### PROBLEM REQUIREMENTS:
Copy the entries below in full, keeping them exactly as they are.

START RECORDS SUPPLIED

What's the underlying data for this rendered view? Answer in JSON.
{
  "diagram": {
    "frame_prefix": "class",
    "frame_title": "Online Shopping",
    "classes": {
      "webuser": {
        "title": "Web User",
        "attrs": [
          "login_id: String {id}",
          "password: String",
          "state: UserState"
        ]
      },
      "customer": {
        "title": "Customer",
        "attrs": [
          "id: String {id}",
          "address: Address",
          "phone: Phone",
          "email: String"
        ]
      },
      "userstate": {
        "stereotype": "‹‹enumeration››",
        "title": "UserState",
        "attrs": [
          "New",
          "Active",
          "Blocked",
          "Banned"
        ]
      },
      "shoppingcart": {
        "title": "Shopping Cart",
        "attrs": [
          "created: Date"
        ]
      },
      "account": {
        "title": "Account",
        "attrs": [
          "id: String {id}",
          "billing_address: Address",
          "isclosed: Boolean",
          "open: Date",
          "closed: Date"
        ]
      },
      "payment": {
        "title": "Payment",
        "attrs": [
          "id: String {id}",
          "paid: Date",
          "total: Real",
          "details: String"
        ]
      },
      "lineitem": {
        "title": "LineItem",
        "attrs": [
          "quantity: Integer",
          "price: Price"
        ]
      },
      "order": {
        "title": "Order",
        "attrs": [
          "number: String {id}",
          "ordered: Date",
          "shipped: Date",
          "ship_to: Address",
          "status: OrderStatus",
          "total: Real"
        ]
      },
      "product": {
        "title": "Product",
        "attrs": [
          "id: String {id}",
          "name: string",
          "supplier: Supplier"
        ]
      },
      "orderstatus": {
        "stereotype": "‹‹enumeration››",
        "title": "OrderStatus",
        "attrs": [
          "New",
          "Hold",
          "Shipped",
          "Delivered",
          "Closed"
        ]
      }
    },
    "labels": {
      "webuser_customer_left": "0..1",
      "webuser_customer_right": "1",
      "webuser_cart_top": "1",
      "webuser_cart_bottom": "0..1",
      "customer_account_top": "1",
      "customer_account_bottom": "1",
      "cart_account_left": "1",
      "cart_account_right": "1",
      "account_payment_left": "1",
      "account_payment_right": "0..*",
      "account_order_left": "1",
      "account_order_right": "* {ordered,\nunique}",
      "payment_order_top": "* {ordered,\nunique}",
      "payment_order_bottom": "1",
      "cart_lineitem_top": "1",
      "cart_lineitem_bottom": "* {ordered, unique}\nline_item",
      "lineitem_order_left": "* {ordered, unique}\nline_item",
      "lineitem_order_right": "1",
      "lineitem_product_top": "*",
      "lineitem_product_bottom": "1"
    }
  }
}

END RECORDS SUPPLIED

### SOLUTION:
What's the underlying data for this rendered view? Answer in JSON.
{
  "diagram": {
    "frame_prefix": "class",
    "frame_title": "Online Shopping",
    "classes": {
      "webuser": {
        "title": "Web User",
        "attrs": [
          "login_id: String {id}",
          "password: String",
          "state: UserState"
        ]
      },
      "customer": {
        "title": "Customer",
        "attrs": [
          "id: String {id}",
          "address: Address",
          "phone: Phone",
          "email: String"
        ]
      },
      "userstate": {
        "stereotype": "‹‹enumeration››",
        "title": "UserState",
        "attrs": [
          "New",
          "Active",
          "Blocked",
          "Banned"
        ]
      },
      "shoppingcart": {
        "title": "Shopping Cart",
        "attrs": [
          "created: Date"
        ]
      },
      "account": {
        "title": "Account",
        "attrs": [
          "id: String {id}",
          "billing_address: Address",
          "isclosed: Boolean",
          "open: Date",
          "closed: Date"
        ]
      },
      "payment": {
        "title": "Payment",
        "attrs": [
          "id: String {id}",
          "paid: Date",
          "total: Real",
          "details: String"
        ]
      },
      "lineitem": {
        "title": "LineItem",
        "attrs": [
          "quantity: Integer",
          "price: Price"
        ]
      },
      "order": {
        "title": "Order",
        "attrs": [
          "number: String {id}",
          "ordered: Date",
          "shipped: Date",
          "ship_to: Address",
          "status: OrderStatus",
          "total: Real"
        ]
      },
      "product": {
        "title": "Product",
        "attrs": [
          "id: String {id}",
          "name: string",
          "supplier: Supplier"
        ]
      },
      "orderstatus": {
        "stereotype": "‹‹enumeration››",
        "title": "OrderStatus",
        "attrs": [
          "New",
          "Hold",
          "Shipped",
          "Delivered",
          "Closed"
        ]
      }
    },
    "labels": {
      "webuser_customer_left": "0..1",
      "webuser_customer_right": "1",
      "webuser_cart_top": "1",
      "webuser_cart_bottom": "0..1",
      "customer_account_top": "1",
      "customer_account_bottom": "1",
      "cart_account_left": "1",
      "cart_account_right": "1",
      "account_payment_left": "1",
      "account_payment_right": "0..*",
      "account_order_left": "1",
      "account_order_right": "* {ordered,\nunique}",
      "payment_order_top": "* {ordered,\nunique}",
      "payment_order_bottom": "1",
      "cart_lineitem_top": "1",
      "cart_lineitem_bottom": "* {ordered, unique}\nline_item",
      "lineitem_order_left": "* {ordered, unique}\nline_item",
      "lineitem_order_right": "1",
      "lineitem_product_top": "*",
      "lineitem_product_bottom": "1"
    }
  }
}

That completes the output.